What is Probate and How Does It Work?
When a person dies, a legal process takes place (in most cases) which includes the following:
It will be determined whether the will of the deceased person is valid;
The assets of the deceased will be identified and inventoried;
Any property will be appraised;
All debts and taxes will be paid, and
The remainder of the property will be distributed according to the wishes of the deceased (if there is a will) or by the state, if no will exists.
If you have named a person in your will as executor, then when you die that person will file probate paperwork with the County Circuit Court. In the state of Virginia there is no separate probate court, rather all probate cases go through the County Circuit Court and are handled by the Clerk of the Circuit Court or a deputy clerk. If you did not name an executor, or if you did not leave a will at all, the judge will appoint an executor.
The job of the court will then be to first determine whether your will is valid—whether it was written by you, properly executed, and is the last will you prepared. If the will was not self-proving, meaning a properly executed affidavit is attached, then at least one of the attesting witnesses will have to be present to “prove” the will. Next, your executor will present the court with an inventory of your assets and debts and notify, in accordance with the rules of the state, your relatives and creditors.

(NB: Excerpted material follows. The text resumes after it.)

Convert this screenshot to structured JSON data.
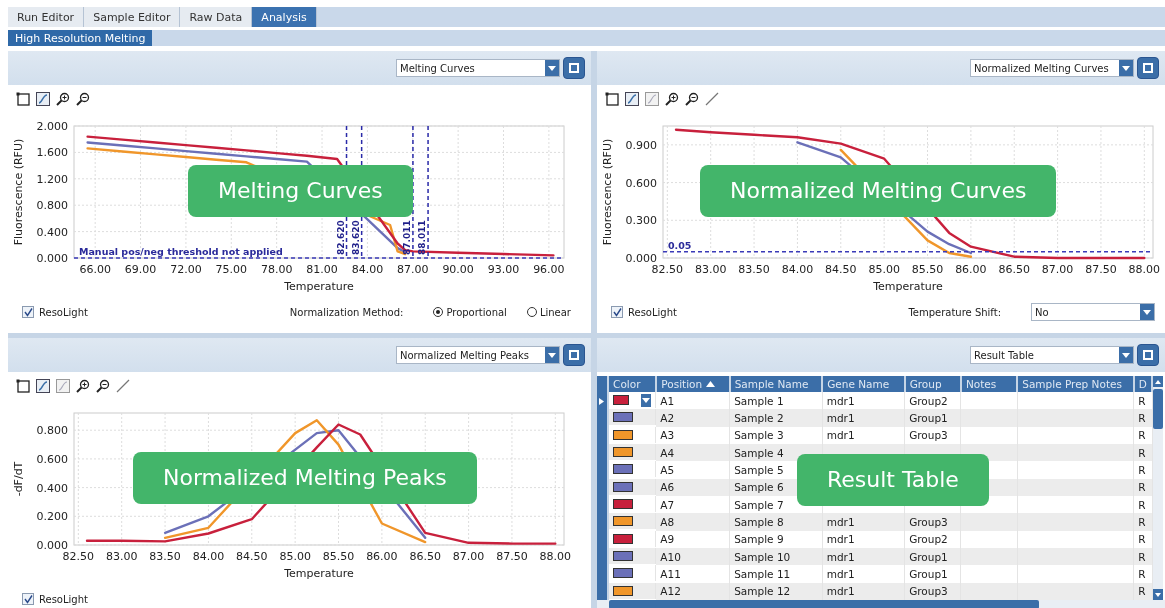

Special Issues with Probate
Probate can take from several months to a year or more, depending on the level of assets and debts you left behind. If you happened to leave more debt than assets, your executor may need to sell your real estate or other property in order to pay those debts. Or, if you left cash bequests to family members and/or friends, but had no money in the bank, then your art collection might need to be liquidated so there will be cash to leave to your named beneficiaries. Estates over $15,000 will be subject to a probate tax, based on 10 cents for every $100 of value.

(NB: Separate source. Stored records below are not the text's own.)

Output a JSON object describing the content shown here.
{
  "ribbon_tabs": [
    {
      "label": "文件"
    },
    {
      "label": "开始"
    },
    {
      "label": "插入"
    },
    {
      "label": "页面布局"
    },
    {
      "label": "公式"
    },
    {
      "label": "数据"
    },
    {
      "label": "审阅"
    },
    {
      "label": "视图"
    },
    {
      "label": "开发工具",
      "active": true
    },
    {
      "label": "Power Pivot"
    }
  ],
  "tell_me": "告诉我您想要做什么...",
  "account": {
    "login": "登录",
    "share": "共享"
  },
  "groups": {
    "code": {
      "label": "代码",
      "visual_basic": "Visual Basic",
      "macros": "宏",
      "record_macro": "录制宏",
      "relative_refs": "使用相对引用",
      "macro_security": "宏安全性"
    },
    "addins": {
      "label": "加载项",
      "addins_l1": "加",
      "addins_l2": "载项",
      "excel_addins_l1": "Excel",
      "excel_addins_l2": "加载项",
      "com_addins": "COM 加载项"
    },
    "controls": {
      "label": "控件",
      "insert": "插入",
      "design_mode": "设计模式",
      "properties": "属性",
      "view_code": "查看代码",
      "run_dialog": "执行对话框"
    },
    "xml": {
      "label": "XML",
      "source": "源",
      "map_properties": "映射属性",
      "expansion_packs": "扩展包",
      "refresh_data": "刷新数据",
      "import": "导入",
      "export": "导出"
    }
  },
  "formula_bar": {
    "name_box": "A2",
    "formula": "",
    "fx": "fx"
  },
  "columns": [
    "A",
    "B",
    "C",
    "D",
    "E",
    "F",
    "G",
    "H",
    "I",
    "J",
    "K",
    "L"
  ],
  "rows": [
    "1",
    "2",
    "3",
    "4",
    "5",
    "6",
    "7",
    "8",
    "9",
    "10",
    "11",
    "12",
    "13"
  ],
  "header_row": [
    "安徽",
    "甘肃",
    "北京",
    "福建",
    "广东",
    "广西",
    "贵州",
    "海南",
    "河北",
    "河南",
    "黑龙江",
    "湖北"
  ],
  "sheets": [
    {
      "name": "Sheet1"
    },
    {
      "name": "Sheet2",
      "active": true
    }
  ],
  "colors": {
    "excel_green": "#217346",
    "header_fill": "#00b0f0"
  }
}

In some cases, immediate family members might be able to petition the court to release funds to cover support while the probate is going through the process. The court will give your named executor (or the court-appointed executor) permission to pay all your debts and any taxes which are due, dividing the remainder among those beneficiaries named in your will.
If you left no will, the state will determine who will benefit from your estate. Up to six months from the time your will is admitted to probate, any person who feels they have a claim on your estate can lodge an appeal. There are other potential issues which may arise during probate:
A photocopy of the will won’t be accepted, rather the original must be produced. If the original will cannot be located, the executor will be required to file a petition with the court to establish that the document existed, and that it was either lost or inadvertently destroyed rather than being revoked or destroyed by the deceased.
If there are questions raised regarding the validity of the will, a bill to establish or impeach the will may be filed by any interested party. Such a lawsuit must be brought within one year of the date the first will was probated.
There is no statute of limitations regarding the probate of a will which was dated after the date of a will already probated or when no will was probated. If you are concerned about how your estate will be disbursed after your death, it could be beneficial to speak to an experienced Virginia estate attorney. Please contact us today to learn more!